and also a claim for compensation for towing the Osseo for several days after the collision,under a contract made in respect thereto. No objection is made to the joinder of these demands in· an action like this, and they will therefore be disposed of on their merits. 'fhe claim for salvage must be rejected because the collision that made the service necessary was in part caused by the fault of the herself. . , As to the demand for towage services subsequently' performed under a contract there is really no dispute between the parties. This demand is therefore allowed. If there be any controversy as to its amount, a may be had. ..
lJiBtrict Oourt, E. -D. NI!!D YIn'Ie. _ January 19, 1884:)
8TJ!:NOGRAPHER'sFEES ON TRIAI.--:WHEN TAXED.
A direction made in open court that the testimony given in court be. taken down by a stenographer is'sufficiiint to entitle the stcnographer's fces loue taxed by the successful party. ..;
Appeal from Taxation of Costs. Goodrich, Deady et Platt, for the motion. Butler. Stillman et Hubbard. opposed. BENEDICT, J. Thejudge's notes of the trial of this cause contain the memoranquill, "stenographer takes notes." This memorandum indicates a direction given at the time that the testimony given.in court be taken down by a stenographer. A direction to that effect made in open court is. sufficient. It wltsunnecessary to enter a: formal order.

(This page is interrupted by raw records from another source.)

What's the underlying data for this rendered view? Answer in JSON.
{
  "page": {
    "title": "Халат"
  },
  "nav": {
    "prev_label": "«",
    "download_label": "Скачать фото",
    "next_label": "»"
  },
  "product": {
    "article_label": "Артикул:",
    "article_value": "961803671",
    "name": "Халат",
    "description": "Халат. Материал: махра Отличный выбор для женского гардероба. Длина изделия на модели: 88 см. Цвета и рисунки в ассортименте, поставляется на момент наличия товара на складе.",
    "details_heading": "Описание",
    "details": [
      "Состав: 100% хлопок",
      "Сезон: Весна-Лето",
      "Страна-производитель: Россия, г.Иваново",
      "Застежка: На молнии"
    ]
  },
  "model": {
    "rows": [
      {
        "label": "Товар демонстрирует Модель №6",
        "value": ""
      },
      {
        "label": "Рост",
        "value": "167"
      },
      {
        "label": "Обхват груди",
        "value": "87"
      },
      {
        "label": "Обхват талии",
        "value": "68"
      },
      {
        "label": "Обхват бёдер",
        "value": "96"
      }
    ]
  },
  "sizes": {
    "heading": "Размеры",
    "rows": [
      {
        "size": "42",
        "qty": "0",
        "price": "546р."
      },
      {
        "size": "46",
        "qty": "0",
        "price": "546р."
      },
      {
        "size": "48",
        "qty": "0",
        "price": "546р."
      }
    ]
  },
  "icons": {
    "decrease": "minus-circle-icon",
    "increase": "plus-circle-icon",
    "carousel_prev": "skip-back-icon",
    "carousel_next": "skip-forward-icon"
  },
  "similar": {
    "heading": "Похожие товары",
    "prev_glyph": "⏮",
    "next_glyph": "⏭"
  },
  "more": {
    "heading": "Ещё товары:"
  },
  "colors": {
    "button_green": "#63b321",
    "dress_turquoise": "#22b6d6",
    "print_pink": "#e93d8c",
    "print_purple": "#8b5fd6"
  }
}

The sum paid stenographer was therefore for services rendered in pursuance of.a dh:ectionof the court, and, like the expenses of printing, (Dennis v. Eddy, 12 Blatchf. 195.) is taxable by the suc. cessful party.
lReported by R. D. & Wyllys Benedict, of bar.